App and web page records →
····················

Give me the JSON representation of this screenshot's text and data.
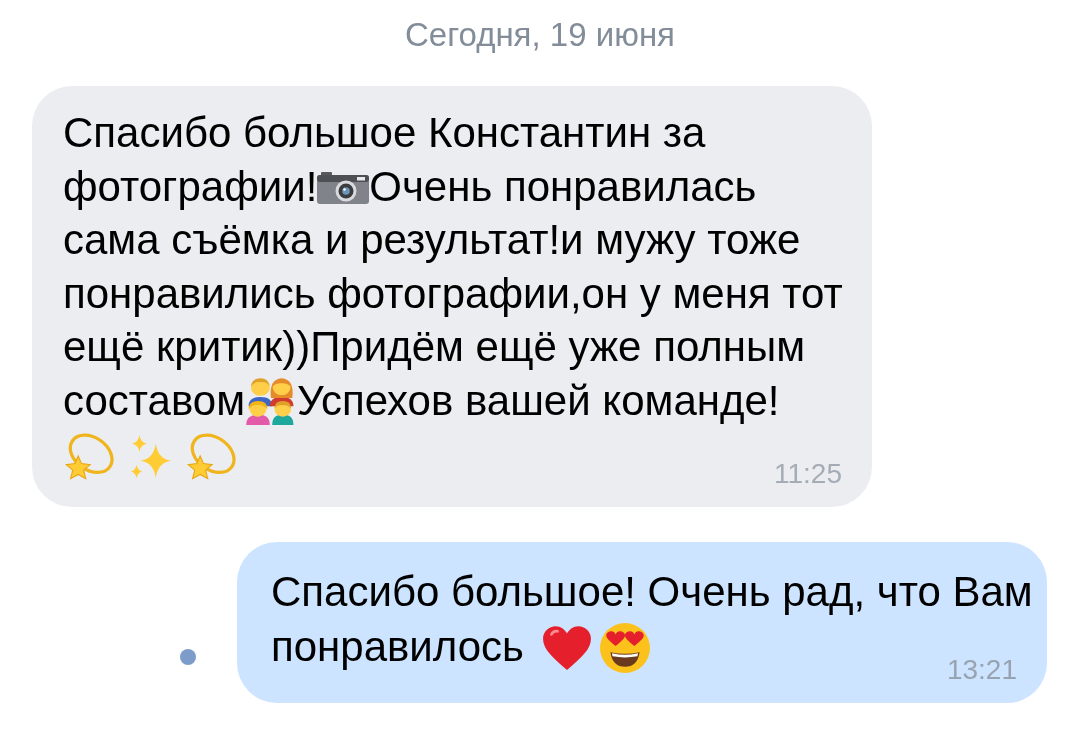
{
  "date_separator": "Сегодня, 19 июня",
  "messages": [
    {
      "kind": "incoming",
      "parts": [
        {
          "kind": "text",
          "text": "Спасибо большое Константин за фотографии!"
        },
        {
          "kind": "camera"
        },
        {
          "kind": "text",
          "text": "Очень понравилась сама съёмка и результат!и мужу тоже понравились фотографии,он у меня тот ещё критик))Придём ещё уже полным составом"
        },
        {
          "kind": "family"
        },
        {
          "kind": "text",
          "text": "Успехов вашей команде!"
        },
        {
          "kind": "dizzy"
        },
        {
          "kind": "sparkles"
        },
        {
          "kind": "dizzy"
        }
      ],
      "time": "11:25",
      "unread": false
    },
    {
      "kind": "outgoing",
      "parts": [
        {
          "kind": "text",
          "text": "Спасибо большое! Очень рад, что Вам понравилось"
        },
        {
          "kind": "heart"
        },
        {
          "kind": "hearteyes"
        }
      ],
      "time": "13:21",
      "unread": true
    }
  ]
}
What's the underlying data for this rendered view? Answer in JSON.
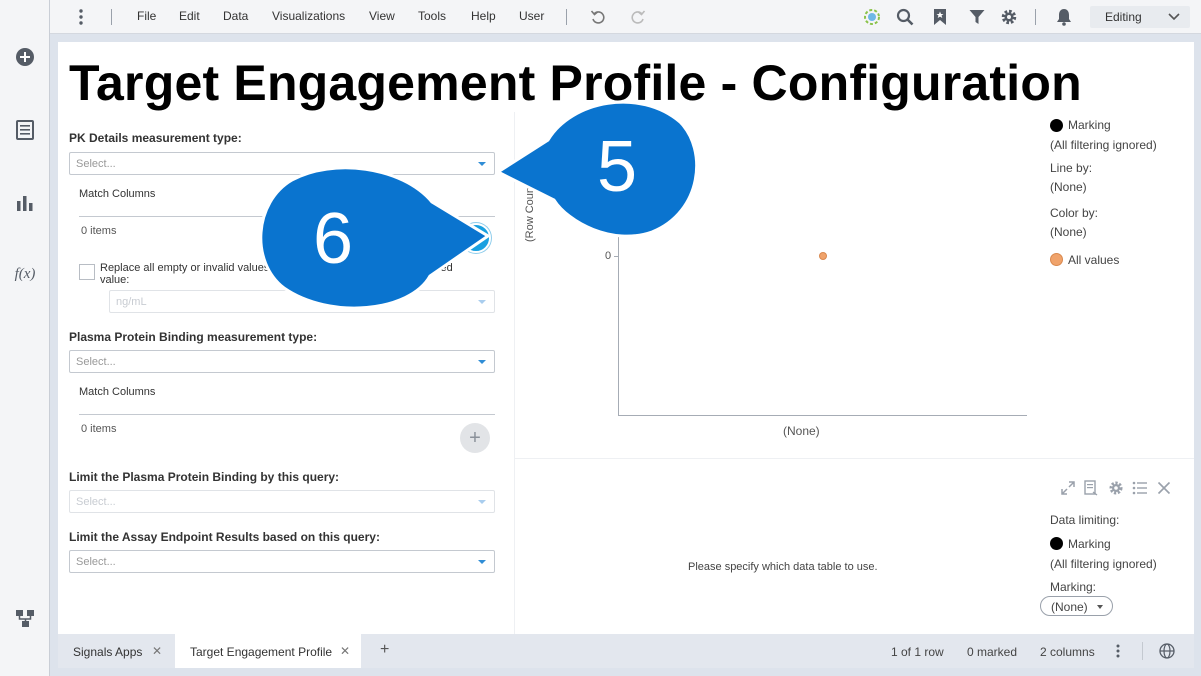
{
  "menu": {
    "items": [
      "File",
      "Edit",
      "Data",
      "Visualizations",
      "View",
      "Tools",
      "Help",
      "User"
    ],
    "mode": "Editing"
  },
  "leftrail": {
    "icons": [
      "add-icon",
      "data-table-icon",
      "bar-chart-icon",
      "function-icon",
      "data-canvas-icon"
    ],
    "fx_label": "f(x)"
  },
  "page": {
    "title": "Target Engagement Profile - Configuration"
  },
  "form": {
    "pk": {
      "label": "PK Details measurement type:",
      "placeholder": "Select...",
      "match_columns": "Match Columns",
      "items": "0 items",
      "add": "+"
    },
    "replace": {
      "label": "Replace all empty or invalid values in this column with this user-provided value:",
      "unit": "ng/mL"
    },
    "ppb": {
      "label": "Plasma Protein Binding measurement type:",
      "placeholder": "Select...",
      "match_columns": "Match Columns",
      "items": "0 items",
      "add": "+"
    },
    "limit_ppb": {
      "label": "Limit the Plasma Protein Binding by this query:",
      "placeholder": "Select..."
    },
    "limit_assay": {
      "label": "Limit the Assay Endpoint Results based on this query:",
      "placeholder": "Select..."
    }
  },
  "chart_data": {
    "type": "scatter",
    "x": [
      "(None)"
    ],
    "y": [
      0
    ],
    "xlabel": "(None)",
    "ylabel": "(Row Count)",
    "y_ticks": [
      "0"
    ],
    "point_color": "#f0a36b"
  },
  "legend": {
    "marking": "Marking",
    "marking_note": "(All filtering ignored)",
    "line_by_label": "Line by:",
    "line_by_value": "(None)",
    "color_by_label": "Color by:",
    "color_by_value": "(None)",
    "all_values": "All values"
  },
  "lower_panel": {
    "message": "Please specify which data table to use.",
    "data_limiting": "Data limiting:",
    "marking": "Marking",
    "marking_note": "(All filtering ignored)",
    "marking_label": "Marking:",
    "marking_value": "(None)"
  },
  "bottom": {
    "tabs": [
      "Signals Apps",
      "Target Engagement Profile"
    ],
    "add_tab": "+",
    "close": "✕",
    "rows": "1 of 1 row",
    "marked": "0 marked",
    "columns": "2 columns"
  },
  "callouts": {
    "five": "5",
    "six": "6",
    "color": "#0a74cf"
  }
}
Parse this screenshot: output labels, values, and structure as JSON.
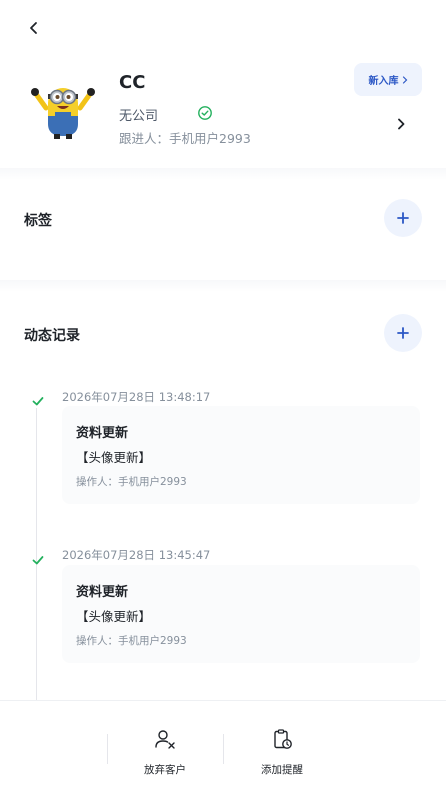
{
  "header": {
    "back_icon": "chevron-left-icon"
  },
  "profile": {
    "name": "CC",
    "company": "无公司",
    "follower_label": "跟进人：",
    "follower_name": "手机用户2993",
    "new_button_label": "新入库",
    "verified_icon": "check-circle-icon"
  },
  "tags": {
    "title": "标签",
    "add_icon": "plus-icon"
  },
  "activity": {
    "title": "动态记录",
    "add_icon": "plus-icon",
    "entries": [
      {
        "time": "2026年07月28日 13:48:17",
        "title": "资料更新",
        "body": "【头像更新】",
        "operator": "操作人：手机用户2993"
      },
      {
        "time": "2026年07月28日 13:45:47",
        "title": "资料更新",
        "body": "【头像更新】",
        "operator": "操作人：手机用户2993"
      }
    ]
  },
  "bottom_bar": {
    "actions": [
      {
        "label": "放弃客户",
        "icon": "user-remove-icon"
      },
      {
        "label": "添加提醒",
        "icon": "clipboard-clock-icon"
      }
    ]
  },
  "colors": {
    "accent": "#2b57c5",
    "success": "#23b05d",
    "soft_blue": "#eef3fd"
  }
}
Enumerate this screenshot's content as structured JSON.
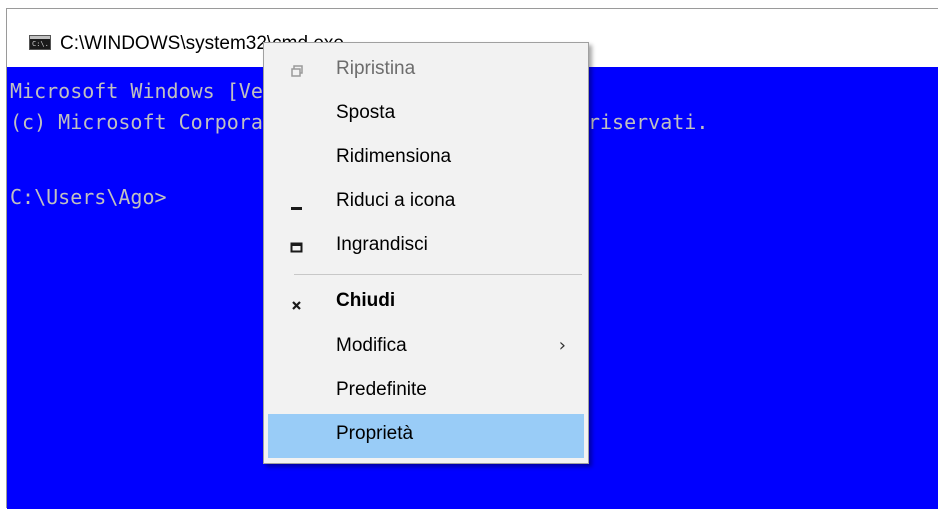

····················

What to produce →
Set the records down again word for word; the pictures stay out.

Written solution →
Give me the JSON representation of this screenshot's text and data.
{
  "date_separator": "Сегодня, 19 июня",
  "messages": [
    {
      "kind": "incoming",
      "parts": [
        {
          "kind": "text",
          "text": "Спасибо большое Константин за фотографии!"
        },
        {
          "kind": "camera"
        },
        {
          "kind": "text",
          "text": "Очень понравилась сама съёмка и результат!и мужу тоже понравились фотографии,он у меня тот ещё критик))Придём ещё уже полным составом"
        },
        {
          "kind": "family"
        },
        {
          "kind": "text",
          "text": "Успехов вашей команде!"
        },
        {
          "kind": "dizzy"
        },
        {
          "kind": "sparkles"
        },
        {
          "kind": "dizzy"
        }
      ],
      "time": "11:25",
      "unread": false
    },
    {
      "kind": "outgoing",
      "parts": [
        {
          "kind": "text",
          "text": "Спасибо большое! Очень рад, что Вам понравилось"
        },
        {
          "kind": "heart"
        },
        {
          "kind": "hearteyes"
        }
      ],
      "time": "13:21",
      "unread": true
    }
  ]
}
What's the underlying data for this rendered view? Answer in JSON.
{
  "menu": {
    "items": [
      "File",
      "Edit",
      "Data",
      "Visualizations",
      "View",
      "Tools",
      "Help",
      "User"
    ],
    "mode": "Editing"
  },
  "leftrail": {
    "icons": [
      "add-icon",
      "data-table-icon",
      "bar-chart-icon",
      "function-icon",
      "data-canvas-icon"
    ],
    "fx_label": "f(x)"
  },
  "page": {
    "title": "Target Engagement Profile - Configuration"
  },
  "form": {
    "pk": {
      "label": "PK Details measurement type:",
      "placeholder": "Select...",
      "match_columns": "Match Columns",
      "items": "0 items",
      "add": "+"
    },
    "replace": {
      "label": "Replace all empty or invalid values in this column with this user-provided value:",
      "unit": "ng/mL"
    },
    "ppb": {
      "label": "Plasma Protein Binding measurement type:",
      "placeholder": "Select...",
      "match_columns": "Match Columns",
      "items": "0 items",
      "add": "+"
    },
    "limit_ppb": {
      "label": "Limit the Plasma Protein Binding by this query:",
      "placeholder": "Select..."
    },
    "limit_assay": {
      "label": "Limit the Assay Endpoint Results based on this query:",
      "placeholder": "Select..."
    }
  },
  "chart_data": {
    "type": "scatter",
    "x": [
      "(None)"
    ],
    "y": [
      0
    ],
    "xlabel": "(None)",
    "ylabel": "(Row Count)",
    "y_ticks": [
      "0"
    ],
    "point_color": "#f0a36b"
  },
  "legend": {
    "marking": "Marking",
    "marking_note": "(All filtering ignored)",
    "line_by_label": "Line by:",
    "line_by_value": "(None)",
    "color_by_label": "Color by:",
    "color_by_value": "(None)",
    "all_values": "All values"
  },
  "lower_panel": {
    "message": "Please specify which data table to use.",
    "data_limiting": "Data limiting:",
    "marking": "Marking",
    "marking_note": "(All filtering ignored)",
    "marking_label": "Marking:",
    "marking_value": "(None)"
  },
  "bottom": {
    "tabs": [
      "Signals Apps",
      "Target Engagement Profile"
    ],
    "add_tab": "+",
    "close": "✕",
    "rows": "1 of 1 row",
    "marked": "0 marked",
    "columns": "2 columns"
  },
  "callouts": {
    "five": "5",
    "six": "6",
    "color": "#0a74cf"
  }
}
Parse this screenshot: output labels, values, and structure as JSON.
{
  "header": {
    "back_icon": "chevron-left-icon"
  },
  "profile": {
    "name": "CC",
    "company": "无公司",
    "follower_label": "跟进人：",
    "follower_name": "手机用户2993",
    "new_button_label": "新入库",
    "verified_icon": "check-circle-icon"
  },
  "tags": {
    "title": "标签",
    "add_icon": "plus-icon"
  },
  "activity": {
    "title": "动态记录",
    "add_icon": "plus-icon",
    "entries": [
      {
        "time": "2026年07月28日 13:48:17",
        "title": "资料更新",
        "body": "【头像更新】",
        "operator": "操作人：手机用户2993"
      },
      {
        "time": "2026年07月28日 13:45:47",
        "title": "资料更新",
        "body": "【头像更新】",
        "operator": "操作人：手机用户2993"
      }
    ]
  },
  "bottom_bar": {
    "actions": [
      {
        "label": "放弃客户",
        "icon": "user-remove-icon"
      },
      {
        "label": "添加提醒",
        "icon": "clipboard-clock-icon"
      }
    ]
  },
  "colors": {
    "accent": "#2b57c5",
    "success": "#23b05d",
    "soft_blue": "#eef3fd"
  }
}
Enumerate this screenshot's content as structured JSON.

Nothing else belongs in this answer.